**What you have to do**
Your answer must be the full set of entries, reproduced exactly.

**Extracted data**

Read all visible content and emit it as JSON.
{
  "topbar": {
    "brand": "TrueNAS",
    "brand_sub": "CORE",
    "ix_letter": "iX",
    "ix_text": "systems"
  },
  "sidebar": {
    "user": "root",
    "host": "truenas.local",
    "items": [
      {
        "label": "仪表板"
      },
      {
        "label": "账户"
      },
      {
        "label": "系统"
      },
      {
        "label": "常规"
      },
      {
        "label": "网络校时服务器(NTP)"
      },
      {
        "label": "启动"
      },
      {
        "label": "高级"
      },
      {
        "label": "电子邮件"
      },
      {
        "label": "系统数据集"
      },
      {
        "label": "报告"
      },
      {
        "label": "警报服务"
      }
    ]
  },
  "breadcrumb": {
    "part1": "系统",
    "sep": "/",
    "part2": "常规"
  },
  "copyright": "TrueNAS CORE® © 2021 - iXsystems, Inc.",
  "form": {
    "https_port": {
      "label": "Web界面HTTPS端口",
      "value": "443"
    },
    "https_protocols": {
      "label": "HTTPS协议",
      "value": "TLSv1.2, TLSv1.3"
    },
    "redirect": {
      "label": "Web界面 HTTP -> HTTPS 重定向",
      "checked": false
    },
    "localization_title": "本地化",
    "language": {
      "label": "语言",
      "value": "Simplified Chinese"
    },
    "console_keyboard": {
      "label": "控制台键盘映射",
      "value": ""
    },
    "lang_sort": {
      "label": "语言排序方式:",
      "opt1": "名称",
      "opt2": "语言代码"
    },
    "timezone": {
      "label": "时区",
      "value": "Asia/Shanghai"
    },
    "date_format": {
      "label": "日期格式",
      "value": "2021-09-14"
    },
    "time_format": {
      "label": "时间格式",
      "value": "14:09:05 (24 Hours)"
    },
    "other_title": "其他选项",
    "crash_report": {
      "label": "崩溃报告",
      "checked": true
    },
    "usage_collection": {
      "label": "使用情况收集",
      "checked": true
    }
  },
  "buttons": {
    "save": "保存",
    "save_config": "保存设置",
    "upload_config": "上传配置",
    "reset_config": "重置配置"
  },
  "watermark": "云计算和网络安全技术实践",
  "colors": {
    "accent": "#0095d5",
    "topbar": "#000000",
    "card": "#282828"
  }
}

**Task result**
Read all visible content and emit it as JSON.
{
  "topbar": {
    "brand": "TrueNAS",
    "brand_sub": "CORE",
    "ix_letter": "iX",
    "ix_text": "systems"
  },
  "sidebar": {
    "user": "root",
    "host": "truenas.local",
    "items": [
      {
        "label": "仪表板"
      },
      {
        "label": "账户"
      },
      {
        "label": "系统"
      },
      {
        "label": "常规"
      },
      {
        "label": "网络校时服务器(NTP)"
      },
      {
        "label": "启动"
      },
      {
        "label": "高级"
      },
      {
        "label": "电子邮件"
      },
      {
        "label": "系统数据集"
      },
      {
        "label": "报告"
      },
      {
        "label": "警报服务"
      }
    ]
  },
  "breadcrumb": {
    "part1": "系统",
    "sep": "/",
    "part2": "常规"
  },
  "copyright": "TrueNAS CORE® © 2021 - iXsystems, Inc.",
  "form": {
    "https_port": {
      "label": "Web界面HTTPS端口",
      "value": "443"
    },
    "https_protocols": {
      "label": "HTTPS协议",
      "value": "TLSv1.2, TLSv1.3"
    },
    "redirect": {
      "label": "Web界面 HTTP -> HTTPS 重定向",
      "checked": false
    },
    "localization_title": "本地化",
    "language": {
      "label": "语言",
      "value": "Simplified Chinese"
    },
    "console_keyboard": {
      "label": "控制台键盘映射",
      "value": ""
    },
    "lang_sort": {
      "label": "语言排序方式:",
      "opt1": "名称",
      "opt2": "语言代码"
    },
    "timezone": {
      "label": "时区",
      "value": "Asia/Shanghai"
    },
    "date_format": {
      "label": "日期格式",
      "value": "2021-09-14"
    },
    "time_format": {
      "label": "时间格式",
      "value": "14:09:05 (24 Hours)"
    },
    "other_title": "其他选项",
    "crash_report": {
      "label": "崩溃报告",
      "checked": true
    },
    "usage_collection": {
      "label": "使用情况收集",
      "checked": true
    }
  },
  "buttons": {
    "save": "保存",
    "save_config": "保存设置",
    "upload_config": "上传配置",
    "reset_config": "重置配置"
  },
  "watermark": "云计算和网络安全技术实践",
  "colors": {
    "accent": "#0095d5",
    "topbar": "#000000",
    "card": "#282828"
  }
}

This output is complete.